Activity
Each line of the data below that carries the word "Rtti" needs to be copied.
────
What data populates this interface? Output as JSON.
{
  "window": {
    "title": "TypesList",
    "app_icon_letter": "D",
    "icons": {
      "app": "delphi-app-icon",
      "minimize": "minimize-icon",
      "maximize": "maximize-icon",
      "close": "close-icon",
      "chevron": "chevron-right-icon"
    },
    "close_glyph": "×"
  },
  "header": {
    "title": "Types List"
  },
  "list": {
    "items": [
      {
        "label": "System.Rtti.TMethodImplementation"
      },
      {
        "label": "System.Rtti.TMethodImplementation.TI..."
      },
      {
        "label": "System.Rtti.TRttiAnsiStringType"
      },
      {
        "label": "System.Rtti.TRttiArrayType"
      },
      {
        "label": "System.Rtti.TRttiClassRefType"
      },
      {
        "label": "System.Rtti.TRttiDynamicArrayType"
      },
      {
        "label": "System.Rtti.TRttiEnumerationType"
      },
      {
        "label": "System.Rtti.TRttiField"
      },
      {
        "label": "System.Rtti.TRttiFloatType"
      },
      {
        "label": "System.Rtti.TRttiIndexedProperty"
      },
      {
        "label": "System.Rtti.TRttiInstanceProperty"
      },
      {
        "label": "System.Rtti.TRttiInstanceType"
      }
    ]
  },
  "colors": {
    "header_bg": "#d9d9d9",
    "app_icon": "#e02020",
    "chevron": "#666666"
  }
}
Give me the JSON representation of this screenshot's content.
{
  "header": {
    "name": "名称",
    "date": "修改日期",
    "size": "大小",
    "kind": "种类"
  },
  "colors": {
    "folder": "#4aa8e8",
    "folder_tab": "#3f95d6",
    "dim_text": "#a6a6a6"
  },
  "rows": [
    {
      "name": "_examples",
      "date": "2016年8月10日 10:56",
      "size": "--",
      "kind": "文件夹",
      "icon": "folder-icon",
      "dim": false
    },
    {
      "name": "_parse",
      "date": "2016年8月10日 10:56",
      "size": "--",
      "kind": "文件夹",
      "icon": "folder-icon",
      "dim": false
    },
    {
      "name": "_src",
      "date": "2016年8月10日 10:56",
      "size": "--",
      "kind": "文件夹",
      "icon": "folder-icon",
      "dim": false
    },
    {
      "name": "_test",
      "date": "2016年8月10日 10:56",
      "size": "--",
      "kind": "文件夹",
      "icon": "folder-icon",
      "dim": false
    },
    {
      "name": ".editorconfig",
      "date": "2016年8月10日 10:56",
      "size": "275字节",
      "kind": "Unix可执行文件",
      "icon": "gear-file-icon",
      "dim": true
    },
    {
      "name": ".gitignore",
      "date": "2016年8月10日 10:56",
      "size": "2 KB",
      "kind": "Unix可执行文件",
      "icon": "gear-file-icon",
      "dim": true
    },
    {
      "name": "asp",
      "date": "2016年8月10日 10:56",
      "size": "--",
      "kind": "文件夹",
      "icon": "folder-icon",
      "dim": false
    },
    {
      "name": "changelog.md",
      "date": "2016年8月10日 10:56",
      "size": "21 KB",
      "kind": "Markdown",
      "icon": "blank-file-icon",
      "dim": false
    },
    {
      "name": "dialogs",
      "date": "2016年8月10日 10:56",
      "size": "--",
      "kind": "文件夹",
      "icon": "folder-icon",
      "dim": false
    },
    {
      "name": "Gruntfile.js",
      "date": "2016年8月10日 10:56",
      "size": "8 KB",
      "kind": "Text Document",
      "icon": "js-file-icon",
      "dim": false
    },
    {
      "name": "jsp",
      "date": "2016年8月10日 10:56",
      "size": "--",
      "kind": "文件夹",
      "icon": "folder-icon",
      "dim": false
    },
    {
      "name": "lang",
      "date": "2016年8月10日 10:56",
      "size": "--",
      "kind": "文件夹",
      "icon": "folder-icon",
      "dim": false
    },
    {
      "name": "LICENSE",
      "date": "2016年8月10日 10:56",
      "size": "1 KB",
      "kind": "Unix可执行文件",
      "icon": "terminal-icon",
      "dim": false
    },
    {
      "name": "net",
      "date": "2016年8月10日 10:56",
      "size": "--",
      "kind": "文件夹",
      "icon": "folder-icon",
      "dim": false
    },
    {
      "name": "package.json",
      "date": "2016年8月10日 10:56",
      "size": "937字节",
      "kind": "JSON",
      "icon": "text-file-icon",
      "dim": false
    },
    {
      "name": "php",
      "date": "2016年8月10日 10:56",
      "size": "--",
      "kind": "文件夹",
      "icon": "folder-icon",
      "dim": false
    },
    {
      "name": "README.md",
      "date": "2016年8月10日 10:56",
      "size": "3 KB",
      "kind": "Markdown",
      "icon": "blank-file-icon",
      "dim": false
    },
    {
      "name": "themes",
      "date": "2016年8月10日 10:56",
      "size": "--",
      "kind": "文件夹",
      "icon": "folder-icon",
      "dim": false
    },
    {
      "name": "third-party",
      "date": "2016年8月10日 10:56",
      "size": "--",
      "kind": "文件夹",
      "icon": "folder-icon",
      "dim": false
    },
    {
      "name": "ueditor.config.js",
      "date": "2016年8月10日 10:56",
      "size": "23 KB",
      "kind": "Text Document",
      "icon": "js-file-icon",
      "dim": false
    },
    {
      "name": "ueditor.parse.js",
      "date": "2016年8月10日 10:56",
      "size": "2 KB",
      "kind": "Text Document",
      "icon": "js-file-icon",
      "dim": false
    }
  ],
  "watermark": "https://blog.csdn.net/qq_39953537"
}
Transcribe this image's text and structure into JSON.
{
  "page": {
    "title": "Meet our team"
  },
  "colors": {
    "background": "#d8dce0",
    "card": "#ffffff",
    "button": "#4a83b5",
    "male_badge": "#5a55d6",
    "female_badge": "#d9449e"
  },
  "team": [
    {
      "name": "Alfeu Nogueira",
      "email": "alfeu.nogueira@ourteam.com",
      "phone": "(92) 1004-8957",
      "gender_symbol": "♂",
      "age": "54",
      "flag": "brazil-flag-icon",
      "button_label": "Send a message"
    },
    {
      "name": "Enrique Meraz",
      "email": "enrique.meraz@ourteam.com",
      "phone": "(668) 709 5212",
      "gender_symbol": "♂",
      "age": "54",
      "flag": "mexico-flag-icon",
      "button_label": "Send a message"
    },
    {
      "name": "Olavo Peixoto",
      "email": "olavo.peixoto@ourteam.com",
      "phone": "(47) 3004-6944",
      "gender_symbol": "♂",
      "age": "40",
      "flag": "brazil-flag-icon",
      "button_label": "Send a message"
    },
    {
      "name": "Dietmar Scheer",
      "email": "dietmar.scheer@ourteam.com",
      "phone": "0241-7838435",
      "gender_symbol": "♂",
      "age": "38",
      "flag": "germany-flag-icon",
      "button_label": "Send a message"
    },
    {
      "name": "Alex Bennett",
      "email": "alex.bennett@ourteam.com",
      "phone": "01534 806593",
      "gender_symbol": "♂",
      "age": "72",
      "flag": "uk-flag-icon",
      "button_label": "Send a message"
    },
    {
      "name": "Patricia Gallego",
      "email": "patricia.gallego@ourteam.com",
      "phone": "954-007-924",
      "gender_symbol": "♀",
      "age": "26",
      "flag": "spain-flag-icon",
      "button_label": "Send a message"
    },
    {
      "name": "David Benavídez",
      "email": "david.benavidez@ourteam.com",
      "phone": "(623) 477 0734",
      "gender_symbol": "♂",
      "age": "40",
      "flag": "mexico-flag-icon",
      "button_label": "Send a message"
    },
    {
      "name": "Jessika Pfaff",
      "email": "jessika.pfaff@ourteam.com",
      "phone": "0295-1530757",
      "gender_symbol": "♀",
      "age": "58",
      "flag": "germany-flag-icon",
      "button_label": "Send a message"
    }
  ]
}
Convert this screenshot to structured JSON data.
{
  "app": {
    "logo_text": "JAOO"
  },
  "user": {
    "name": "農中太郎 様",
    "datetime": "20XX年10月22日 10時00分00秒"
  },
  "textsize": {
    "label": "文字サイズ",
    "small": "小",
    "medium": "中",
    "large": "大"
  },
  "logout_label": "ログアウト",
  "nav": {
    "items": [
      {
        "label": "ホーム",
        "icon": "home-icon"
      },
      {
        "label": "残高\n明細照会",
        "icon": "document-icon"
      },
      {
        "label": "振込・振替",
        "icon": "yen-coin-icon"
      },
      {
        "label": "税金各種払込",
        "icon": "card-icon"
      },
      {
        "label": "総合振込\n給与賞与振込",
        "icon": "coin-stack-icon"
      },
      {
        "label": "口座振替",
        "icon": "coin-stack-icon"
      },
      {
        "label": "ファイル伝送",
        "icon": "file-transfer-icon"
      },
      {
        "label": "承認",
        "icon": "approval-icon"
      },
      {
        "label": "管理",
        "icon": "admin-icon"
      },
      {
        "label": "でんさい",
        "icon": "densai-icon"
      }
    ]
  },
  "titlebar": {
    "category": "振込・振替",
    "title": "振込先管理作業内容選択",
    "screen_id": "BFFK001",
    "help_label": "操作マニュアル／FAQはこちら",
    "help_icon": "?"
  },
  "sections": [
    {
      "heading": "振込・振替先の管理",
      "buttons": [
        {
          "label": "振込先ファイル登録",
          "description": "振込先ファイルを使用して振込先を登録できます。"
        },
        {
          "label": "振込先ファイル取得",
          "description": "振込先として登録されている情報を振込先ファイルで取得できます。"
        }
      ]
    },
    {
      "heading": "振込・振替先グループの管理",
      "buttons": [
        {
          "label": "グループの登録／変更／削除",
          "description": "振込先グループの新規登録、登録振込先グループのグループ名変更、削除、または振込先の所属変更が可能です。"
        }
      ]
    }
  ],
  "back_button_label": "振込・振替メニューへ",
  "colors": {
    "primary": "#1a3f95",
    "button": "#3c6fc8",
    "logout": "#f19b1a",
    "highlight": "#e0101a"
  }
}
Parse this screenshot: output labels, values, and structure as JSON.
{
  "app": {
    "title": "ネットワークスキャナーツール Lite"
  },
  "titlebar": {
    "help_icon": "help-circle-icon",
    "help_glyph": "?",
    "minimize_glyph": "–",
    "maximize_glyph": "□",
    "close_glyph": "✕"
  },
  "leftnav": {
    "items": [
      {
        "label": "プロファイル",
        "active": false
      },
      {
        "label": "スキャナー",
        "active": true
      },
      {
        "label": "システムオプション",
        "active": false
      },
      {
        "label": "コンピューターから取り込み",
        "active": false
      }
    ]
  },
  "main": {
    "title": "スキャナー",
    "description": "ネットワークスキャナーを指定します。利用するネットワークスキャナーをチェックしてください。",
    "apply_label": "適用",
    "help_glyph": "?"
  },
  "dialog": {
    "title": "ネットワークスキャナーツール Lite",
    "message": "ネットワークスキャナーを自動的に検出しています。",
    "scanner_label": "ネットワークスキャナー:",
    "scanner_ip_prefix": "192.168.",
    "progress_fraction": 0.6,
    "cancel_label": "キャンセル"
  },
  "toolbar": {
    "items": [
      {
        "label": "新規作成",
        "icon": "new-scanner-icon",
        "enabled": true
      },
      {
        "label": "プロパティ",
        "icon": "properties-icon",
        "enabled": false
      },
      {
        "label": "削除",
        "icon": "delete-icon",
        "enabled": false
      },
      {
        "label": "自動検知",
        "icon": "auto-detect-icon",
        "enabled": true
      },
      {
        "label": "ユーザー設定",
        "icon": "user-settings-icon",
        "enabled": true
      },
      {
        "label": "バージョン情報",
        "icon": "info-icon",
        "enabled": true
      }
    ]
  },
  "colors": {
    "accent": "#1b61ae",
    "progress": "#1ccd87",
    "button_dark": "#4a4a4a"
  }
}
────
Exercise answer
        "label": "System.Rtti.TMethodImplementation"
        "label": "System.Rtti.TMethodImplementation.TI..."
        "label": "System.Rtti.TRttiAnsiStringType"
        "label": "System.Rtti.TRttiArrayType"
        "label": "System.Rtti.TRttiClassRefType"
        "label": "System.Rtti.TRttiDynamicArrayType"
        "label": "System.Rtti.TRttiEnumerationType"
        "label": "System.Rtti.TRttiField"
        "label": "System.Rtti.TRttiFloatType"
        "label": "System.Rtti.TRttiIndexedProperty"
        "label": "System.Rtti.TRttiInstanceProperty"
        "label": "System.Rtti.TRttiInstanceType"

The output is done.